(Entries provided)

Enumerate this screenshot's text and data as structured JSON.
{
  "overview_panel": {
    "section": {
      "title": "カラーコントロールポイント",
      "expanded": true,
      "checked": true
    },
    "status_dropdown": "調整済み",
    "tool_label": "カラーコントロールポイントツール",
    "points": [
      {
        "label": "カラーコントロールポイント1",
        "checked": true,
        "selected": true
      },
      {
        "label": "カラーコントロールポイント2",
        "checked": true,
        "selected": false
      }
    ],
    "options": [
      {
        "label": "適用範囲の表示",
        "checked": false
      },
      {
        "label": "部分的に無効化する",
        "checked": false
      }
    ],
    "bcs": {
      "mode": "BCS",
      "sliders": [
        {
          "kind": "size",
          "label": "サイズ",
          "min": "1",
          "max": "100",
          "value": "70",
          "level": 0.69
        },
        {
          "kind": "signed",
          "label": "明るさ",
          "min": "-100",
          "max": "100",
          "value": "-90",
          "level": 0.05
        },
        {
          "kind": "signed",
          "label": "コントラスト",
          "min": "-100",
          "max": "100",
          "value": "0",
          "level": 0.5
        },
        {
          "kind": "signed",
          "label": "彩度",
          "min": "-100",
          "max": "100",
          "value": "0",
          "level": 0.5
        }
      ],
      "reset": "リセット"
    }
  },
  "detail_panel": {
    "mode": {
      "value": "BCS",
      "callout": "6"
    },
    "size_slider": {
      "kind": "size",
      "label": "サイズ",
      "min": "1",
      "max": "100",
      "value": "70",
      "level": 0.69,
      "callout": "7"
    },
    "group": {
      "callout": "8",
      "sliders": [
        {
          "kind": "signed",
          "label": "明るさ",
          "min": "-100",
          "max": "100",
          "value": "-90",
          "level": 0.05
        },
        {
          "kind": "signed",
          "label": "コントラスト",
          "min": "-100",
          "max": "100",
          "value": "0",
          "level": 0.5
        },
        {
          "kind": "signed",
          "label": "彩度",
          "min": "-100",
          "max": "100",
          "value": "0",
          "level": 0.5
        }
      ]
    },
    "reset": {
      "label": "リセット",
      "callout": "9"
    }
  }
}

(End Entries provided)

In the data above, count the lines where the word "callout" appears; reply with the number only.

4